> Exercise aim: What you give back must match the data character for character.

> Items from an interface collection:
---*---

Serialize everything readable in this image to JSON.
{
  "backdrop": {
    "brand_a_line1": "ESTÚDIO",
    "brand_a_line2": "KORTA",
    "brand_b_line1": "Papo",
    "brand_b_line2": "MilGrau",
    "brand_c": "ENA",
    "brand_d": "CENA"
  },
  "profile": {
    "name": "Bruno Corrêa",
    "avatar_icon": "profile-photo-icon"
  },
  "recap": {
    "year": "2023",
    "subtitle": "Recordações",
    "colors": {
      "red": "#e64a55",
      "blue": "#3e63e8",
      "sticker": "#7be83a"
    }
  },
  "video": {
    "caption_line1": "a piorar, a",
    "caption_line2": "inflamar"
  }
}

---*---

> Solution to this problem:
Serialize everything readable in this image to JSON.
{
  "backdrop": {
    "brand_a_line1": "ESTÚDIO",
    "brand_a_line2": "KORTA",
    "brand_b_line1": "Papo",
    "brand_b_line2": "MilGrau",
    "brand_c": "ENA",
    "brand_d": "CENA"
  },
  "profile": {
    "name": "Bruno Corrêa",
    "avatar_icon": "profile-photo-icon"
  },
  "recap": {
    "year": "2023",
    "subtitle": "Recordações",
    "colors": {
      "red": "#e64a55",
      "blue": "#3e63e8",
      "sticker": "#7be83a"
    }
  },
  "video": {
    "caption_line1": "a piorar, a",
    "caption_line2": "inflamar"
  }
}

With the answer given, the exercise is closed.